- _WHAT NEEDS TO BE DONE_: Scan the entries below and say how many lines contain "this". Write only the number.

▬▬▬▬▬▬

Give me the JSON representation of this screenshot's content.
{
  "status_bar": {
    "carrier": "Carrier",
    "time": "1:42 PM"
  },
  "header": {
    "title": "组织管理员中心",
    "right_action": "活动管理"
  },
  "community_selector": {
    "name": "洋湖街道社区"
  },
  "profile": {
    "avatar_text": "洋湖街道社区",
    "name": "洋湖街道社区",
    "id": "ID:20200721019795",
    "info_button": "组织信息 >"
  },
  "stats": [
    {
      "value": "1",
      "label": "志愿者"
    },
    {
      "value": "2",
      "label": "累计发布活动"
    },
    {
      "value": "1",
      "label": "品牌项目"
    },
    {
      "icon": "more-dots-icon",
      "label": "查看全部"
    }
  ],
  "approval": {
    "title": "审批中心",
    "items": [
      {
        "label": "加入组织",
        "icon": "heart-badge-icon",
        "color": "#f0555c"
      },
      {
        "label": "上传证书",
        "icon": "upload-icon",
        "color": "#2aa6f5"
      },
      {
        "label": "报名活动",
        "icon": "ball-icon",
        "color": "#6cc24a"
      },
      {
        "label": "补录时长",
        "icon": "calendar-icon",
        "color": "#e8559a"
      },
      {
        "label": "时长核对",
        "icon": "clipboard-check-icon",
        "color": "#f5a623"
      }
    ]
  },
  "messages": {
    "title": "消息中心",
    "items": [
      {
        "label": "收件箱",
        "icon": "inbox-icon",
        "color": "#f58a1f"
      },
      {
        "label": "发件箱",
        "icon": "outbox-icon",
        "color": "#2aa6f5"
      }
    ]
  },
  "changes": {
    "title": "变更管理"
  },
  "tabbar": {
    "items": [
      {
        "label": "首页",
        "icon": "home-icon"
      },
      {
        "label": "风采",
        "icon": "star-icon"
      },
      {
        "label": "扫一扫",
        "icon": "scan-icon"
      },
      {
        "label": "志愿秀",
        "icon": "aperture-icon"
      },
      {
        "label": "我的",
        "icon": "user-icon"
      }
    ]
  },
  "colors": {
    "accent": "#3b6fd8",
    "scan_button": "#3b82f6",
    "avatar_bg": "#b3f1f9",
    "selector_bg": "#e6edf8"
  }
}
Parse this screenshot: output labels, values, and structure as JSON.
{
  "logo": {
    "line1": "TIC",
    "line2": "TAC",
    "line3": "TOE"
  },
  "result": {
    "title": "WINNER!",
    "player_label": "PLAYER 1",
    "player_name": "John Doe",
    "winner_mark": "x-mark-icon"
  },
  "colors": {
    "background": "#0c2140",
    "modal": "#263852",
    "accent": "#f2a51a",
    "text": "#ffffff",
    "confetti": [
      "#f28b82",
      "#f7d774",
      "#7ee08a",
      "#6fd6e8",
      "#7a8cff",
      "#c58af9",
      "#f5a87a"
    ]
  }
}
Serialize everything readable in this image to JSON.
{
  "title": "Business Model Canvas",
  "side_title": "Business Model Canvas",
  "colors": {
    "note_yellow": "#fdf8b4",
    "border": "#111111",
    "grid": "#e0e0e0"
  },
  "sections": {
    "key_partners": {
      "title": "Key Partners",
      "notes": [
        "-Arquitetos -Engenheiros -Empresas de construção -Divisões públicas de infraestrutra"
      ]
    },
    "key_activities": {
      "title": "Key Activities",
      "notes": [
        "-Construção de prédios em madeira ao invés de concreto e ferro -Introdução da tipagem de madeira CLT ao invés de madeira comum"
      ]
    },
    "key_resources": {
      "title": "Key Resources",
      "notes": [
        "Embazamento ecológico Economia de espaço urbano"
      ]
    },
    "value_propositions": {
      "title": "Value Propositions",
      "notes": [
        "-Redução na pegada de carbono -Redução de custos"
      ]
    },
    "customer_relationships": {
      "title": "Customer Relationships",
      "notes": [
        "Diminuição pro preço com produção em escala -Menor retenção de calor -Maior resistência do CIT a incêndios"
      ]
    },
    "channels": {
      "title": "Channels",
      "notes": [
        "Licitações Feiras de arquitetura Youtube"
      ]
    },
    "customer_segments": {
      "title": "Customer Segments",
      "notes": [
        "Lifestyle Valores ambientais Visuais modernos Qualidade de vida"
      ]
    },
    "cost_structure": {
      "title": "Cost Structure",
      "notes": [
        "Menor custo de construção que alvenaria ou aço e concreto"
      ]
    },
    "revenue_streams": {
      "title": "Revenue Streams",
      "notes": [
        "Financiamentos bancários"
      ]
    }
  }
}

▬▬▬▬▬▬

- _RESPONSE BELOW_: 3